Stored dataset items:
::::::::

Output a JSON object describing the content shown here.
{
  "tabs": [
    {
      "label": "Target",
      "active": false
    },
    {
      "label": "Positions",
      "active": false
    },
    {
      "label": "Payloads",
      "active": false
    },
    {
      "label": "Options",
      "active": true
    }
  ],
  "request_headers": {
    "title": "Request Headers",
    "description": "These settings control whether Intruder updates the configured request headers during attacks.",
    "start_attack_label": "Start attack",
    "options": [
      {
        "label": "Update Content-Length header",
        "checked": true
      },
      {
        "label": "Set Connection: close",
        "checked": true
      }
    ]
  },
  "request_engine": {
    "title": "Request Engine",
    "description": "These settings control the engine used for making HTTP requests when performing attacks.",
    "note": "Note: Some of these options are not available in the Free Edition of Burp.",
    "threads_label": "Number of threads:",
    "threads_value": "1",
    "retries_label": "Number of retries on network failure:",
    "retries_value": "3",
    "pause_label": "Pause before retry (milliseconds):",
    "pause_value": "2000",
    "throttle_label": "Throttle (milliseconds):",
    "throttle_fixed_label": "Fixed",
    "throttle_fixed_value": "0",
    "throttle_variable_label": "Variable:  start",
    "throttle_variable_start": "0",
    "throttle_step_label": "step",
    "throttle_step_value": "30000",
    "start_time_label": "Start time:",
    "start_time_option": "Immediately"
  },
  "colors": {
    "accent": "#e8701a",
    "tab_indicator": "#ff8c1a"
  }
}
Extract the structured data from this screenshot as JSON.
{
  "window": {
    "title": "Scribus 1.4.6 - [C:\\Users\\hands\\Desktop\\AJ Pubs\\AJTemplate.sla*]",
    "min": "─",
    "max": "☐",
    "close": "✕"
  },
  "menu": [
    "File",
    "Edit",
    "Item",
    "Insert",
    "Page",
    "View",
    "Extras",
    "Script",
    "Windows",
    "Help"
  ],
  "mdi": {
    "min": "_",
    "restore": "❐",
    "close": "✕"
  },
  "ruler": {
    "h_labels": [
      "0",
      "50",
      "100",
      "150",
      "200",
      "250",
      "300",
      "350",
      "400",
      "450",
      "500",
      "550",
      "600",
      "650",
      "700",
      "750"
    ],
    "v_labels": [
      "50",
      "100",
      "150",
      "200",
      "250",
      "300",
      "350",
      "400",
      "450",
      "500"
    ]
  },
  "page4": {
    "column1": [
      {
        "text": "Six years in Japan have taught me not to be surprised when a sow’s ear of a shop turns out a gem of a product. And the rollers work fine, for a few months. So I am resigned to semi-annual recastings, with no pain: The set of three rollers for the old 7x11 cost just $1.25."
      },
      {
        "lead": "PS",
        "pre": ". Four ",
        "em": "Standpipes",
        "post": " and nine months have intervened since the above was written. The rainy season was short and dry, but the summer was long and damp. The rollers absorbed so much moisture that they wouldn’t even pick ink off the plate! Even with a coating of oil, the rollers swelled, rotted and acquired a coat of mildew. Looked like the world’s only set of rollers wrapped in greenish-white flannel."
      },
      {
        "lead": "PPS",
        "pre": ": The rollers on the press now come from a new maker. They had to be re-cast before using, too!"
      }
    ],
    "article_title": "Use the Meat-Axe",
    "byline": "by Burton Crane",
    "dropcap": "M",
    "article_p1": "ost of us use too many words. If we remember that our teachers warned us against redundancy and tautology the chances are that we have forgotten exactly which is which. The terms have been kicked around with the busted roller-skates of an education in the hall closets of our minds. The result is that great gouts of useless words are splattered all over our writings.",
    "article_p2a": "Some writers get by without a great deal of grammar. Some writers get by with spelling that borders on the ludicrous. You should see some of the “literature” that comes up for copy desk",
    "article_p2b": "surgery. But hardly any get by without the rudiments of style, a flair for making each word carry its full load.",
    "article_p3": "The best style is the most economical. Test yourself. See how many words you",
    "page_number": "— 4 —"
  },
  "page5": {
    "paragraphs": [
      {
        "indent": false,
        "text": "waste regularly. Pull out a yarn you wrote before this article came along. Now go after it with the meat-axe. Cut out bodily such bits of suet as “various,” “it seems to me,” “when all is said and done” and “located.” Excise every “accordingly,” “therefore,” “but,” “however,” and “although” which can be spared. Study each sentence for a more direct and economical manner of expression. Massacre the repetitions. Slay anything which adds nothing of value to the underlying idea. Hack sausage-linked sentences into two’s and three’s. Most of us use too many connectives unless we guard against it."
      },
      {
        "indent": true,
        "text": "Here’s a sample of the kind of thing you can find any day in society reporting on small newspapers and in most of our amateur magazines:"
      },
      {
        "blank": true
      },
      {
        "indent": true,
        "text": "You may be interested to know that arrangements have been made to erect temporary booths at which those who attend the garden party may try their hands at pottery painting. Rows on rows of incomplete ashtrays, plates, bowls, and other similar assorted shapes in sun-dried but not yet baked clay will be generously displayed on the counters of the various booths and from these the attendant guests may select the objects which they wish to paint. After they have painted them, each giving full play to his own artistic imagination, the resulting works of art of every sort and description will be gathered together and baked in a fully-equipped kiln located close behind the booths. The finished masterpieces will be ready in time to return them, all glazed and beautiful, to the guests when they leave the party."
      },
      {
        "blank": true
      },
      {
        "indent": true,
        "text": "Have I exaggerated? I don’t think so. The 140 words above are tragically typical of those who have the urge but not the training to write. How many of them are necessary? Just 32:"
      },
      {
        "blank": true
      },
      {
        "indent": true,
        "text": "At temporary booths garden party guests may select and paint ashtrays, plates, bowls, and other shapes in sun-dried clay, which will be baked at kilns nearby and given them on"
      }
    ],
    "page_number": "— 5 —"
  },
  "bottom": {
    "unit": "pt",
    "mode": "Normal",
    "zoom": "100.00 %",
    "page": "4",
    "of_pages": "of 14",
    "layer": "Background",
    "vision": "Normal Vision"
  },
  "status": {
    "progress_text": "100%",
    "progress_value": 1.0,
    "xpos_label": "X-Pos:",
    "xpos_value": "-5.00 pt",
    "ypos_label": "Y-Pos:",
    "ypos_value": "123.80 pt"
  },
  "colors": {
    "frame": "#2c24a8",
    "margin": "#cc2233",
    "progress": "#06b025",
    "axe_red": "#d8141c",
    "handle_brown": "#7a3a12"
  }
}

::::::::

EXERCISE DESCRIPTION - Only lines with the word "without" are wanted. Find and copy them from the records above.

SOLVED EXERCISE -
    "article_p2a": "Some writers get by without a great deal of grammar. Some writers get by with spelling that borders on the ludicrous. You should see some of the “literature” that comes up for copy desk",
    "article_p2b": "surgery. But hardly any get by without the rudiments of style, a flair for making each word carry its full load.",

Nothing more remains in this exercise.